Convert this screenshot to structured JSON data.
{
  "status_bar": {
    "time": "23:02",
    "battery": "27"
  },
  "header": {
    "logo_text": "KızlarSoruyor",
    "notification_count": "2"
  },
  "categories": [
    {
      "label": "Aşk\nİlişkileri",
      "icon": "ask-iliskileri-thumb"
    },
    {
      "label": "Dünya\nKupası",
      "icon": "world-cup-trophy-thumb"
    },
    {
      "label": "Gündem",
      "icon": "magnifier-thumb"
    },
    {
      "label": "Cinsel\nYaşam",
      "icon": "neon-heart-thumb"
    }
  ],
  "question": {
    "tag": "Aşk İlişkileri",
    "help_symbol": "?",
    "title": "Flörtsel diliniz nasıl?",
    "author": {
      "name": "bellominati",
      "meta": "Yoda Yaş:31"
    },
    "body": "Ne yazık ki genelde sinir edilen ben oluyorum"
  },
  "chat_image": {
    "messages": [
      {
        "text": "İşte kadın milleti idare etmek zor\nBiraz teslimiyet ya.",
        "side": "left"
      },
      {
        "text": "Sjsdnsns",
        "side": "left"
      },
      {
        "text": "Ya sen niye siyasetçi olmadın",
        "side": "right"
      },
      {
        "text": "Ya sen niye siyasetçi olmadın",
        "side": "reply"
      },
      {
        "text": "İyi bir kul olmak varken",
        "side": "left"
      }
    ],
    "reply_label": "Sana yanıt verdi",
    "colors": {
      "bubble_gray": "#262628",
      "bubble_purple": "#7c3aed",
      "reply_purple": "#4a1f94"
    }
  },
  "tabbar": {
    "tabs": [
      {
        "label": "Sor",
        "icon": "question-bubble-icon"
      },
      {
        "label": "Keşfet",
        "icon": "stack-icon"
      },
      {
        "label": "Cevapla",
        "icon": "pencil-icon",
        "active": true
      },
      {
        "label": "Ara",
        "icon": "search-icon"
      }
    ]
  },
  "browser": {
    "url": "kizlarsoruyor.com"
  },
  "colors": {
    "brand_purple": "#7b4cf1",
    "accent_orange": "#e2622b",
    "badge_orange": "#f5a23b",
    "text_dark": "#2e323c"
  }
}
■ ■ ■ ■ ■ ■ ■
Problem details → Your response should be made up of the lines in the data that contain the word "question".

Your solution →
  "question": {
        "icon": "question-bubble-icon"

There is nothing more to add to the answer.